### [Saved entries]
= Beginning of Section =

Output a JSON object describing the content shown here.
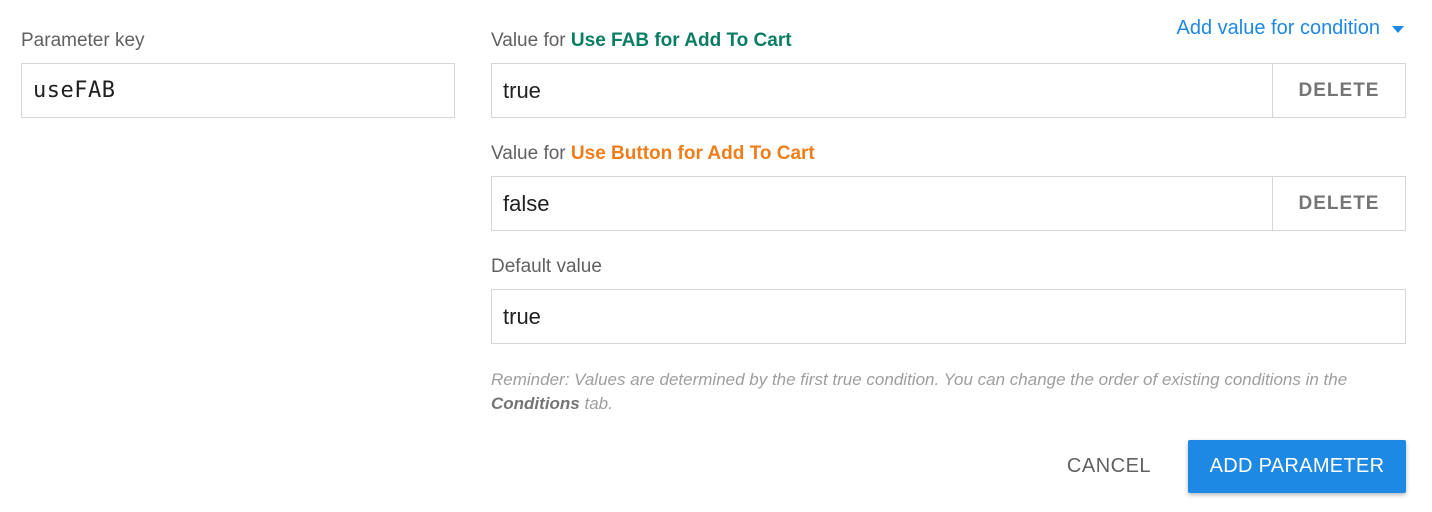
{
  "colors": {
    "accent": "#1e88e5",
    "condition_fab": "#0b7d63",
    "condition_button": "#ef7d1a"
  },
  "parameter": {
    "key_label": "Parameter key",
    "key_value": "useFAB"
  },
  "add_condition": {
    "label": "Add value for condition",
    "icon": "caret-down-icon"
  },
  "conditional_values": [
    {
      "prefix": "Value for ",
      "condition_name": "Use FAB for Add To Cart",
      "value": "true",
      "delete_label": "DELETE"
    },
    {
      "prefix": "Value for ",
      "condition_name": "Use Button for Add To Cart",
      "value": "false",
      "delete_label": "DELETE"
    }
  ],
  "default_value": {
    "label": "Default value",
    "value": "true"
  },
  "reminder": {
    "text_before": "Reminder: Values are determined by the first true condition. You can change the order of existing conditions in the ",
    "bold": "Conditions",
    "text_after": " tab."
  },
  "actions": {
    "cancel_label": "CANCEL",
    "add_parameter_label": "ADD PARAMETER"
  }
}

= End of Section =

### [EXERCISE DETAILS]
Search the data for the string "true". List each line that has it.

### [WRITTEN ANSWER]
      "value": "true",
    "value": "true"
    "text_before": "Reminder: Values are determined by the first true condition. You can change the order of existing conditions in the ",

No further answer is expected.